Nowadays, 40% of out-of-school children live in conflict-affected countries (UNESCO, 2011, p.i). Yet, the impact of such conflict on education has been largely unreported. The right of children to education is enshrined in the Universal Declaration of Human Rights of 1948, The International convention on Economic, Social and Cultural Rights of 1967 and the Convention on the Rights of the Child of 1989 (Masinda, 2001, p.12). However, such right is hard to uphold where there is political instability. Sub-Saharan Africa is the region the most affected by conflict. It also is also one of the regions with the slowest advance towards the MDGs and the EFA education goals. In this region, one of the least developed countries is the Democratic Republic of Congo. According to the Human Development Index, the Democratic Republic of Congo is positioned 186 over 187 of the least developing countries (UNDP, 2013). Its history of war and conflict makes it a perfect unit of analysis to highlight the problems that conflicts pose on education. On July 12, 2013, on Malala’s birthday, the teachers of North-Kivu, one of the regions where most of the combats have taken place in the past years, sent a letter to José Manuel Barroso, the president of the European Commission, to insist on the need to make efforts to ensure children receive education in conflict-affected areas (Lettre ouverte, 2008). The wars in the Democratic Republic of Congo have been engendered by ethnicity conflicts between Hutu’s and Tutsi’s militias. Bordering states have taken part in this conflict supporting either of the militias, such as Rwanda or Uganda. Therefore, situated along the border with such countries, the eastern regions of North Kivu, South Kivu, Katanga, and Orientale have been the most affected. Armed groups such as the M23, FDLR, and Mai Mai threaten civilians (Refugee International, 2013). This paper therefore focuses on these eastern regions to evaluate the implications of conflict on education. As the DR Congo has been in almost continuous instability since 1998, this paper will make use of a range of sources from 2000 until now. This will allow a better accountability of all possible impacts on education, especially because the data availability in time of conflict is scarcer. The impacts of the conflict discussed in this paper can be both direct and indirect; these range from the destruction of schooling infrastructure, the recruiting of child soldiers, the diversion of available resources to other sectors – both from Congolese budget and foreign aid -, sexual violence, insecurity, poverty and the resulting psychological trauma. All these consequences mentioned above have some implications for the educational development of children in the Democratic Republic of Congo. As a matter of simplicity, the Democratic Republic of Congo will be referred to as DR Congo in the text.
The Impact on school enrolment and attendance

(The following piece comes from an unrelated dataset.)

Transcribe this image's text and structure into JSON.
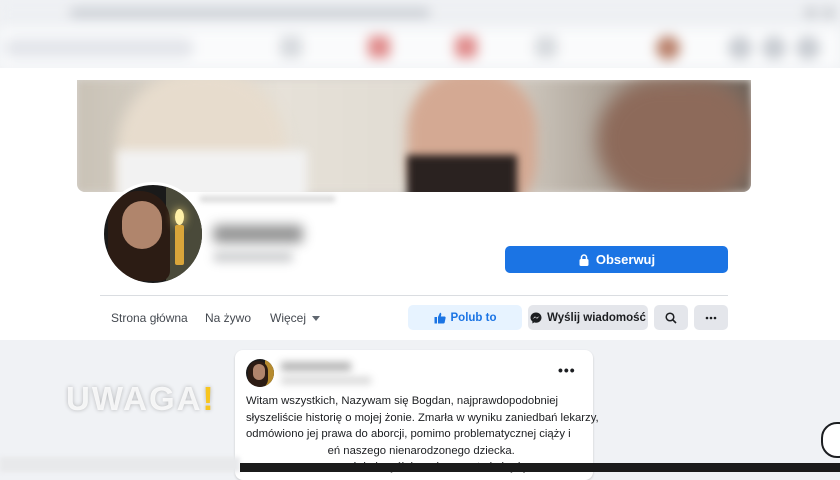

Due to these constant conflicts, DR Congo is a great case study to show the great impact of the conflict on educational development. The impacts can be direct or indirect. One direct impact of the conflict on school attendance are the destruction of schooling infrastructures. This has a direct impact on education, as without a school to go to, children are unable to attend it. Such scarcity of infrastructure happened for example in South-Kivu, which led children unable to go to school on a regular basis (Center for Education Innovations, 2005). Also, in the region of Kungu, the destruction of schools led to a very low enrolment percentage of primary school children of only 56% in 2011 (UNICEF, 2011). The low levels of attendance are also due to the insecurity created by the lack of feeling of safety within the schools. This insecurity at school is also reinforced by another direct effect of the